• WORK ITEM: The task calls for every entry to be printed word for word, without the images.

□ □ □ □ □

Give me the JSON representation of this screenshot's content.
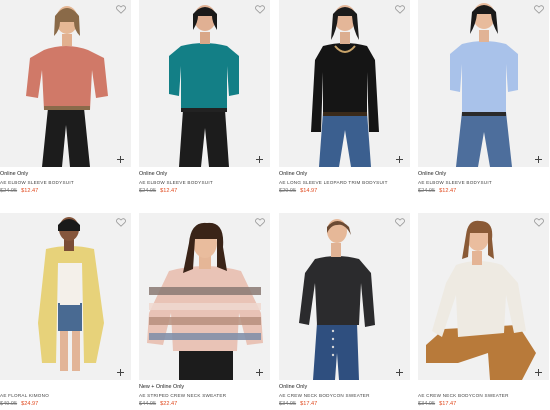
{
  "products": [
    {
      "badge": "Online Only",
      "name": "AE Elbow Sleeve Bodysuit",
      "old_price": "$24.95",
      "sale_price": "$12.47",
      "top_color": "#d07968",
      "bottom_color": "#1c1c1c"
    },
    {
      "badge": "Online Only",
      "name": "AE Elbow Sleeve Bodysuit",
      "old_price": "$24.95",
      "sale_price": "$12.47",
      "top_color": "#137f86",
      "bottom_color": "#1c1c1c"
    },
    {
      "badge": "Online Only",
      "name": "AE Long Sleeve Leopard Trim Bodysuit",
      "old_price": "$29.95",
      "sale_price": "$14.97",
      "top_color": "#151515",
      "bottom_color": "#3b5f8f"
    },
    {
      "badge": "Online Only",
      "name": "AE Elbow Sleeve Bodysuit",
      "old_price": "$24.95",
      "sale_price": "$12.47",
      "top_color": "#a9c2ea",
      "bottom_color": "#4d6e9c"
    },
    {
      "badge": "",
      "name": "AE Floral Kimono",
      "old_price": "$49.95",
      "sale_price": "$24.97",
      "top_color": "#e7d27a",
      "bottom_color": "#496a92"
    },
    {
      "badge": "New + Online Only",
      "name": "AE Striped Crew Neck Sweater",
      "old_price": "$44.95",
      "sale_price": "$22.47",
      "top_color": "#e9c3b6",
      "bottom_color": "#1c1c1c"
    },
    {
      "badge": "Online Only",
      "name": "AE Crew Neck Bodycon Sweater",
      "old_price": "$34.95",
      "sale_price": "$17.47",
      "top_color": "#2b2b2d",
      "bottom_color": "#2f4f7f"
    },
    {
      "badge": "",
      "name": "AE Crew Neck Bodycon Sweater",
      "old_price": "$34.95",
      "sale_price": "$17.47",
      "top_color": "#eeeae2",
      "bottom_color": "#b87a3a"
    }
  ],
  "icons": {
    "favorite": "heart-icon",
    "quick_add": "plus-icon"
  },
  "colors": {
    "sale": "#e04a1f",
    "image_bg": "#f1f1f1"
  }
}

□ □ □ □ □

• RESULT OF THIS EXERCISE:
Give me the JSON representation of this screenshot's content.
{
  "products": [
    {
      "badge": "Online Only",
      "name": "AE Elbow Sleeve Bodysuit",
      "old_price": "$24.95",
      "sale_price": "$12.47",
      "top_color": "#d07968",
      "bottom_color": "#1c1c1c"
    },
    {
      "badge": "Online Only",
      "name": "AE Elbow Sleeve Bodysuit",
      "old_price": "$24.95",
      "sale_price": "$12.47",
      "top_color": "#137f86",
      "bottom_color": "#1c1c1c"
    },
    {
      "badge": "Online Only",
      "name": "AE Long Sleeve Leopard Trim Bodysuit",
      "old_price": "$29.95",
      "sale_price": "$14.97",
      "top_color": "#151515",
      "bottom_color": "#3b5f8f"
    },
    {
      "badge": "Online Only",
      "name": "AE Elbow Sleeve Bodysuit",
      "old_price": "$24.95",
      "sale_price": "$12.47",
      "top_color": "#a9c2ea",
      "bottom_color": "#4d6e9c"
    },
    {
      "badge": "",
      "name": "AE Floral Kimono",
      "old_price": "$49.95",
      "sale_price": "$24.97",
      "top_color": "#e7d27a",
      "bottom_color": "#496a92"
    },
    {
      "badge": "New + Online Only",
      "name": "AE Striped Crew Neck Sweater",
      "old_price": "$44.95",
      "sale_price": "$22.47",
      "top_color": "#e9c3b6",
      "bottom_color": "#1c1c1c"
    },
    {
      "badge": "Online Only",
      "name": "AE Crew Neck Bodycon Sweater",
      "old_price": "$34.95",
      "sale_price": "$17.47",
      "top_color": "#2b2b2d",
      "bottom_color": "#2f4f7f"
    },
    {
      "badge": "",
      "name": "AE Crew Neck Bodycon Sweater",
      "old_price": "$34.95",
      "sale_price": "$17.47",
      "top_color": "#eeeae2",
      "bottom_color": "#b87a3a"
    }
  ],
  "icons": {
    "favorite": "heart-icon",
    "quick_add": "plus-icon"
  },
  "colors": {
    "sale": "#e04a1f",
    "image_bg": "#f1f1f1"
  }
}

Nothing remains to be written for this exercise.